From demos to debut albums, SoundCloud is often the first stop for any artist looking to get their music into the world. Now home to more than 20 million creators, the platform has helped empower a new generation of DIY artists to reach an audience without having to compromise who they are. To celebrate Pride, PAPER teamed up with SoundCloud to spotlight rising LGBTQ+ musicians all month long. We're already obsessed, and you will be too.
When it comes to California duo, Closegood, the personal is political and the political is personal. As two trans artists, (producer Amada identifies as transfemme, and singer Nyfe as non-binary) issues of identity as it relates to race, gender, mental health, and sexuality are constant battlegrounds that they must negotiate every day of their lives. It's only natural that it would work its way into their chosen form of creative expression. Despite only having released a handful of tracks, Closegood has already garnered support from artists like Lion Babe, whom they recently opened for in LA, and G.O.O.D. Music collaborator Anthony Killhoffer, whom helped with their debut.

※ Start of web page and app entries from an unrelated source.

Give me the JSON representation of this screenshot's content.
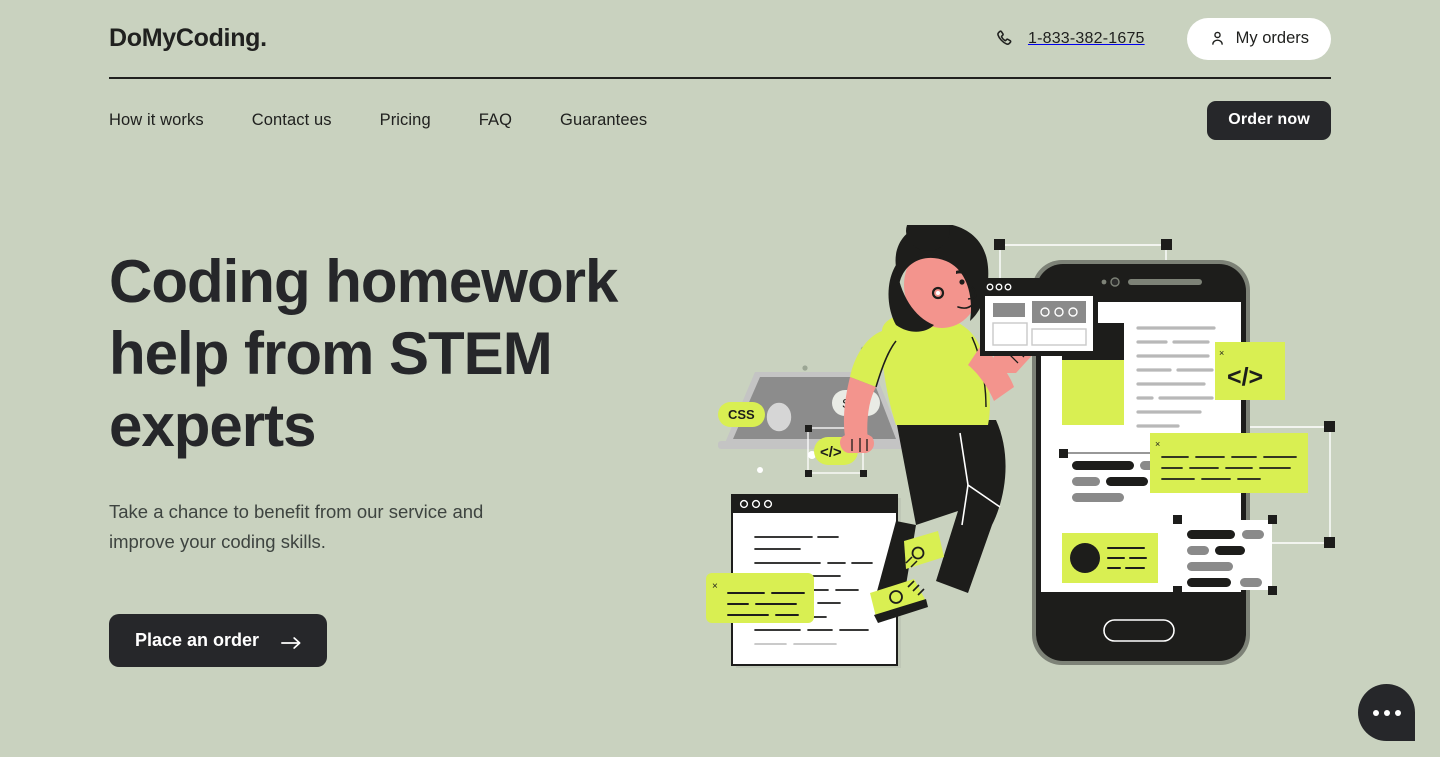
{
  "brand": {
    "logo": "DoMyCoding.",
    "accent_lime": "#d9ef52",
    "accent_dark": "#26272a",
    "background": "#c9d2bf"
  },
  "header": {
    "phone_icon": "phone-icon",
    "phone": "1-833-382-1675",
    "my_orders_label": "My orders",
    "user_icon": "user-icon"
  },
  "nav": {
    "links": [
      {
        "label": "How it works"
      },
      {
        "label": "Contact us"
      },
      {
        "label": "Pricing"
      },
      {
        "label": "FAQ"
      },
      {
        "label": "Guarantees"
      }
    ],
    "order_now_label": "Order now"
  },
  "hero": {
    "title_line1": "Coding homework",
    "title_line2": "help from STEM",
    "title_line3": "experts",
    "subtitle": "Take a chance to benefit from our service and improve your coding skills.",
    "cta_label": "Place an order",
    "cta_icon": "arrow-right-icon"
  },
  "illustration": {
    "name": "developer-hero-illustration",
    "tag_css": "CSS",
    "tag_sql": "SQL",
    "code_badge": "</>",
    "code_card": "</>",
    "close_marks": [
      "×",
      "×",
      "×"
    ]
  },
  "chat": {
    "icon": "chat-dots-icon",
    "dots": [
      "•",
      "•",
      "•"
    ]
  }
}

Their debut EP, Graven, is a mix of hip-hop, R&B, and rap that floats through sub-genres like cloud rap and trip-hop with an ethereal like grace. But don't let Closegood's dream-like sonics lull you into a false sense of security, lyrics like "White boy look at Black girl with tight curl like 'Hoe I know you was not invited,'" off the scalding "PAPERBAG," snap the listener back to reality with bitter pills that demand to be swallowed. The duo shows an incredible amount of promise for being so early in their career, odds are you'll be seeing them pop up in quite a few curated playlists down the line. Might as well hop on board now.
PAPER caught up with Closegood to help you get to know the dynamic duo a little better. Follow them on SoundCloud, here.
How would you best describe your sound?
Amada: Trap-inspired sad rap pop?
Nyfe: Enchanted Hip Pop
What was the most insane show you've ever played?
Amada: Probably the most recent one at the Great American Music Hall, we opened for Lion Babe and the whole venue had a great energy.
Nyfe: I knew it was the most insane because my knees hurt so much afterwards
Amada: Pride means celebrating our true selves, working towards a world where all members of the LGBTQIA+ community can have the opportunity to live safe and happy lives, and remembering the Black trans women who did the work to get us where we are now.
Nyfe: Pride means fearlessly investing in, advocating for, and celebrating the excellence of myself and my LGBTQIA community.
As a queer artist, what challenges have you faced?
Amada: As queer artists, I think it can be difficult to connect with new listeners who don't relate to our experience.
Nyfe: There is always an unclaimed pressure to be less loud about queerness in spaces that aren't accustomed to holding or caring for us, so I think every entrance can be a challenge sometimes.
How would you like to see the industry be more inclusive of LGBTQ+ voices?
Both: We would like to see queer artists, specifically queer artists of color, being featured year round, not just during pride month, and not just tucked away in obscure playlists.
Why do you think SoundCloud important to creators in the LBGTQ+ community?
Amada: I think SoundCloud is important to LGBTQIA creators because it gives them a space to experiment with their voice and their sound without the same pressures or requirements as other streaming services. People can find their niche or get inspired to push the boundaries more the more freedom the platform has.
Nyfe: Any platform that heavily supports independent artists is supporting LGBTQIA artists. Making streaming services more accessible for artists looking to upload and find an audience has done nothing but build platform for the voices among us most marginalized by the larger music industry.
What other queer creators have you discovered while on SoundCloud?
Nyfe: I remember hearing serpentwithfeet for the first time on SoundCloud and that experience gave me so much joy as a queer Black artist.
What can we expect to see from you in the future?
Both: More music, more live shows and performance art of different kinds, and probably some more weird trippy visuals.